Explore further: Neuroscientists identify two neuron populations that encode happy or fearful memories

Related Stories

Neuroscientists identify two neuron populations that encode happy or fearful memories

October 18, 2016
Our emotional state is governed partly by a tiny brain structure known as the amygdala, which is responsible for processing positive emotions such as happiness, and negative ones such as fear and anxiety.

Scientists discover a new pathway for fear deep within the brain

February 12, 2014
Fear is primal. In the wild, it serves as a protective mechanism, allowing animals to avoid predators or other perceived threats. For humans, fear is much more complex. A normal amount keeps us safe from danger. But in extreme ...

A new neural circuit controls fear in the brain

January 19, 2015
Some people have no fear, like that 17-year-old kid who drives like a maniac. But for the nearly 40 million adults who suffer from anxiety disorders, an overabundance of fear rules their lives. Debilitating anxiety prevents ...

Horror movie scenes help team identify key brain circuits for processing fear

February 8, 2017
Researchers at the University of California, Irvine have identified a key neural pathway in humans that explains how the brain processes feelings of fear and anxiety, a finding that could help scientists unlock new ways to ...

Positive and negative memories and behaviors are split up in the brains of mice

October 17, 2016
Like broccoli and ice cream on a toddler's plate, the brain also keeps nice and nasty information in separate places. Within the amygdala, an important memory center in the brain, pleasant experiences, tastes, and smells ...

Neuroscientists pinpoint location of fear memory in amygdala

January 28, 2013
A rustle of undergrowth in the outback: it's a sound that might make an animal or person stop sharply and be still, in the anticipation of a predator. That "freezing" is part of the fear response, a reaction to a stimulus ...

Recommended for you

New neurons in the adult brain are involved in sensory learning

February 23, 2018
Although we have known for several years that the adult brain can produce new neurons, many questions about the properties conferred by these adult-born neurons were left unanswered. What advantages could they offer that ...

Study in mice suggests personalized stem cell treatment may offer relief for multiple sclerosis

February 22, 2018
Scientists have shown in mice that skin cells re-programmed into brain stem cells, transplanted into the central nervous system, help reduce inflammation and may be able to help repair damage caused by multiple sclerosis ...

Nolan film 'Memento' reveals how the brain remembers and interprets events from clues

February 22, 2018
Key repeating moments in the film give viewers the information they need to understand the storyline. The scenes cause identical reactions in the viewer's brain. The results deepen our understanding of how the brain functions, ...

Biomarker, clues to possible therapy found in novel childhood neurogenetic disease

February 22, 2018
Researchers studying a rare genetic disorder that causes severe, progressive neurological problems in childhood have discovered insights into biological mechanisms that drive the disease, along with early clues that an amino ...

A look at the space between mouse brain cells

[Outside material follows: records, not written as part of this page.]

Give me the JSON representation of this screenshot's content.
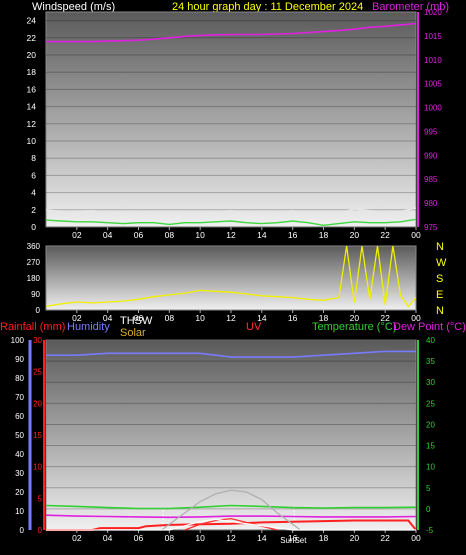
{
  "header": {
    "left_label": "Windspeed (m/s)",
    "title": "24 hour graph day : 11 December 2024",
    "right_label": "Barometer (mb)"
  },
  "lower_header": {
    "rainfall": "Rainfall (mm)",
    "humidity": "Humidity",
    "thsw": "THSW",
    "solar": "Solar",
    "uv": "UV",
    "temperature": "Temperature (°C)",
    "dew_point": "Dew Point (°C)"
  },
  "colors": {
    "background": "#000000",
    "barometer": "#e020e0",
    "wind_gust": "#e8e8e8",
    "wind_avg": "#40d840",
    "wind_dir": "#f0f000",
    "humidity": "#7a7aff",
    "temperature": "#30d030",
    "dew_point": "#e020e0",
    "rain": "#ff2020",
    "solar": "#b0b0b0",
    "uv_text": "#ff3030",
    "thsw": "#ffffff",
    "solar_label": "#d8b030"
  },
  "chart_data": [
    {
      "id": "wind-baro",
      "type": "line",
      "x_labels": [
        "02",
        "04",
        "06",
        "08",
        "10",
        "12",
        "14",
        "16",
        "18",
        "20",
        "22",
        "00"
      ],
      "left_axis": {
        "label": "Windspeed (m/s)",
        "range": [
          0,
          25
        ],
        "ticks": [
          "0",
          "2",
          "4",
          "6",
          "8",
          "10",
          "12",
          "14",
          "16",
          "18",
          "20",
          "22",
          "24"
        ]
      },
      "right_axis": {
        "label": "Barometer (mb)",
        "range": [
          975,
          1020
        ],
        "ticks": [
          "975",
          "980",
          "985",
          "990",
          "995",
          "1000",
          "1005",
          "1010",
          "1015",
          "1020"
        ]
      },
      "series": [
        {
          "name": "Barometer (mb)",
          "axis": "right",
          "x": [
            0,
            1,
            2,
            3,
            4,
            5,
            6,
            7,
            8,
            9,
            10,
            11,
            12,
            13,
            14,
            15,
            16,
            17,
            18,
            19,
            20,
            21,
            22,
            23,
            24
          ],
          "values": [
            1013.8,
            1013.8,
            1013.8,
            1013.8,
            1013.9,
            1014,
            1014.1,
            1014.3,
            1014.6,
            1014.9,
            1015.1,
            1015.2,
            1015.3,
            1015.3,
            1015.3,
            1015.4,
            1015.5,
            1015.7,
            1015.9,
            1016.1,
            1016.4,
            1016.8,
            1017.0,
            1017.3,
            1017.6
          ]
        },
        {
          "name": "Gust",
          "axis": "left",
          "x": [
            0,
            1,
            2,
            3,
            4,
            5,
            6,
            7,
            8,
            9,
            10,
            11,
            12,
            13,
            14,
            15,
            16,
            17,
            18,
            19,
            20,
            21,
            22,
            23,
            24
          ],
          "values": [
            2.0,
            1.8,
            1.8,
            1.9,
            1.7,
            1.5,
            1.8,
            1.7,
            1.3,
            1.6,
            1.5,
            1.7,
            1.9,
            1.6,
            1.4,
            1.6,
            1.9,
            1.5,
            0.8,
            1.6,
            2.1,
            1.9,
            1.7,
            1.8,
            2.2
          ]
        },
        {
          "name": "Average",
          "axis": "left",
          "x": [
            0,
            1,
            2,
            3,
            4,
            5,
            6,
            7,
            8,
            9,
            10,
            11,
            12,
            13,
            14,
            15,
            16,
            17,
            18,
            19,
            20,
            21,
            22,
            23,
            24
          ],
          "values": [
            0.8,
            0.7,
            0.6,
            0.6,
            0.5,
            0.4,
            0.5,
            0.5,
            0.3,
            0.5,
            0.5,
            0.6,
            0.7,
            0.5,
            0.4,
            0.5,
            0.7,
            0.5,
            0.2,
            0.4,
            0.6,
            0.5,
            0.5,
            0.6,
            0.9
          ]
        }
      ]
    },
    {
      "id": "wind-direction",
      "type": "line",
      "x_labels": [
        "02",
        "04",
        "06",
        "08",
        "10",
        "12",
        "14",
        "16",
        "18",
        "20",
        "22",
        "00"
      ],
      "y_ticks": [
        "0",
        "90",
        "180",
        "270",
        "360"
      ],
      "y_range": [
        0,
        360
      ],
      "dir_labels": [
        "N",
        "W",
        "S",
        "E",
        "N"
      ],
      "series": [
        {
          "name": "Wind direction",
          "x": [
            0,
            1,
            2,
            3,
            4,
            5,
            6,
            7,
            8,
            9,
            10,
            11,
            12,
            13,
            14,
            15,
            16,
            17,
            18,
            19,
            19.5,
            20,
            20.5,
            21,
            21.5,
            22,
            22.5,
            23,
            23.5,
            24
          ],
          "values": [
            20,
            35,
            45,
            40,
            45,
            50,
            60,
            75,
            85,
            95,
            110,
            105,
            100,
            90,
            80,
            75,
            70,
            60,
            55,
            70,
            360,
            40,
            360,
            60,
            360,
            30,
            360,
            80,
            20,
            70
          ]
        }
      ]
    },
    {
      "id": "temp-humidity-rain",
      "type": "line",
      "x_labels": [
        "02",
        "04",
        "06",
        "08",
        "10",
        "12",
        "14",
        "16",
        "18",
        "20",
        "22",
        "00"
      ],
      "left_outer_axis": {
        "label": "Humidity",
        "range": [
          0,
          100
        ],
        "ticks": [
          "0",
          "10",
          "20",
          "30",
          "40",
          "50",
          "60",
          "70",
          "80",
          "90",
          "100"
        ]
      },
      "left_inner_axis": {
        "label": "Rainfall (mm)",
        "range": [
          0,
          30
        ],
        "ticks": [
          "0",
          "5",
          "10",
          "15",
          "20",
          "25",
          "30"
        ]
      },
      "right_axis": {
        "label": "Temperature (°C)",
        "range": [
          -5,
          40
        ],
        "ticks": [
          "-5",
          "0",
          "5",
          "10",
          "15",
          "20",
          "25",
          "30",
          "35",
          "40"
        ]
      },
      "sunrise_sunset_label": "SunSet",
      "series": [
        {
          "name": "Humidity",
          "axis": "humidity",
          "x": [
            0,
            2,
            4,
            6,
            8,
            10,
            11,
            12,
            13,
            14,
            16,
            18,
            20,
            22,
            24
          ],
          "values": [
            92,
            92,
            93,
            93,
            93,
            93,
            92,
            91,
            91,
            91,
            91,
            92,
            93,
            94,
            94
          ]
        },
        {
          "name": "Temperature (°C)",
          "axis": "temp",
          "x": [
            0,
            2,
            4,
            6,
            8,
            10,
            12,
            14,
            16,
            18,
            20,
            22,
            24
          ],
          "values": [
            0.8,
            0.6,
            0.3,
            0.1,
            0.1,
            0.4,
            0.8,
            0.6,
            0.3,
            0.2,
            0.3,
            0.3,
            0.4
          ]
        },
        {
          "name": "Dew Point (°C)",
          "axis": "temp",
          "x": [
            0,
            2,
            4,
            6,
            8,
            10,
            12,
            14,
            16,
            18,
            20,
            22,
            24
          ],
          "values": [
            -1.5,
            -1.7,
            -1.8,
            -1.9,
            -2.0,
            -1.9,
            -1.7,
            -1.7,
            -1.8,
            -1.9,
            -1.9,
            -1.9,
            -1.8
          ]
        },
        {
          "name": "Rainfall (mm)",
          "axis": "rain",
          "x": [
            0,
            3,
            3.5,
            6,
            6.5,
            8,
            12,
            14,
            16,
            18,
            20,
            22,
            23.5,
            24
          ],
          "values": [
            0,
            0,
            0.3,
            0.3,
            0.6,
            0.8,
            1.0,
            1.2,
            1.3,
            1.4,
            1.5,
            1.5,
            1.5,
            0
          ]
        },
        {
          "name": "Solar",
          "axis": "humidity",
          "x": [
            7.5,
            8,
            9,
            10,
            11,
            12,
            13,
            14,
            15,
            16,
            16.5
          ],
          "values": [
            0,
            3,
            9,
            15,
            19,
            21,
            20,
            16,
            9,
            3,
            0
          ]
        },
        {
          "name": "UV",
          "axis": "humidity",
          "x": [
            9,
            10,
            11,
            12,
            13,
            14,
            15
          ],
          "values": [
            0,
            3,
            5,
            6,
            4,
            2,
            0
          ]
        },
        {
          "name": "THSW",
          "axis": "temp",
          "x": [
            0,
            4,
            8,
            9,
            10,
            11,
            12,
            13,
            14,
            16,
            20,
            24
          ],
          "values": [
            -5,
            -5,
            -5,
            -4,
            -3,
            -2.5,
            -3,
            -3.5,
            -4,
            -5,
            -5,
            -5
          ]
        }
      ]
    }
  ]
}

February 22, 2018
Between the brain's neurons and glial cells is a critical but understudied structure that's been called neuroscience's final frontier: the extracellular space. With a new imaging paradigm, scientists can now see into and ...

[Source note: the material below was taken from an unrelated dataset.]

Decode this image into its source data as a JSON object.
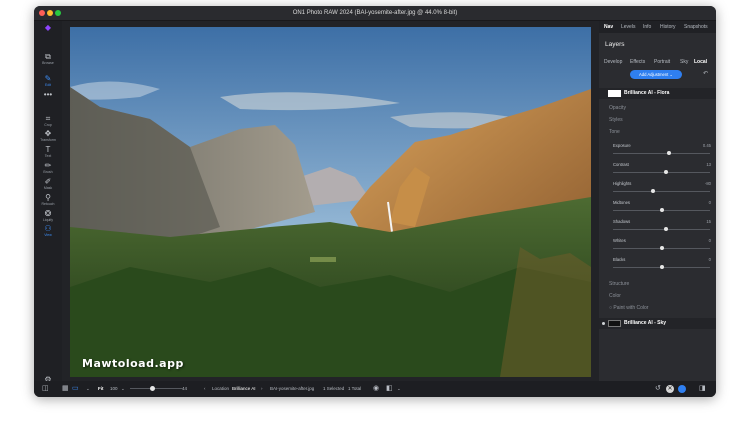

Schizophrenia a side effect of human development

February 21, 2018
Schizophrenia may have evolved as an "unwanted side effect" of the development of the complex human brain, a new study has found.

0 comments

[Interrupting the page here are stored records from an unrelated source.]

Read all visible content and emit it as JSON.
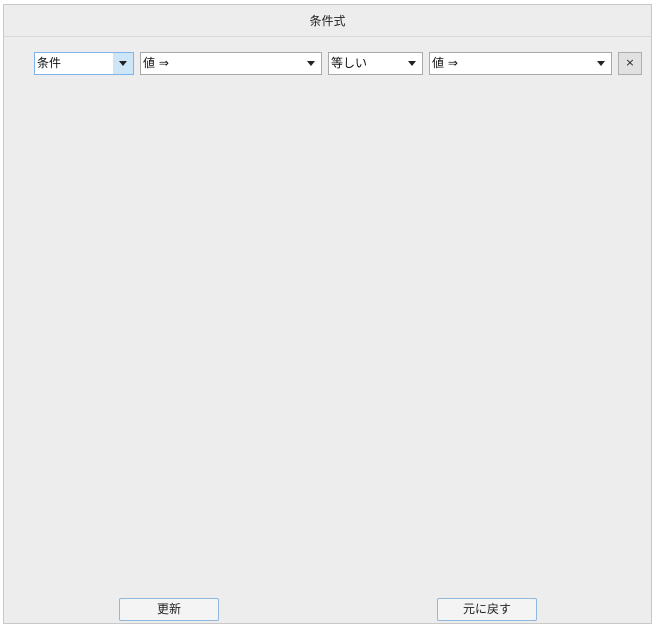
{
  "window": {
    "title": "条件式"
  },
  "condition_row": {
    "condition_select": {
      "value": "条件"
    },
    "left_value_select": {
      "value": "値 ⇒"
    },
    "operator_select": {
      "value": "等しい"
    },
    "right_value_select": {
      "value": "値 ⇒"
    },
    "remove_label": "×"
  },
  "footer": {
    "update_label": "更新",
    "revert_label": "元に戻す"
  },
  "icons": {
    "dropdown": "chevron-down-icon",
    "remove": "close-icon"
  }
}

Please sign in to add a comment. Registration is free, and takes less than a minute. Read more

Click here to reset your password.
Sign in to get notified via email when new comments are made.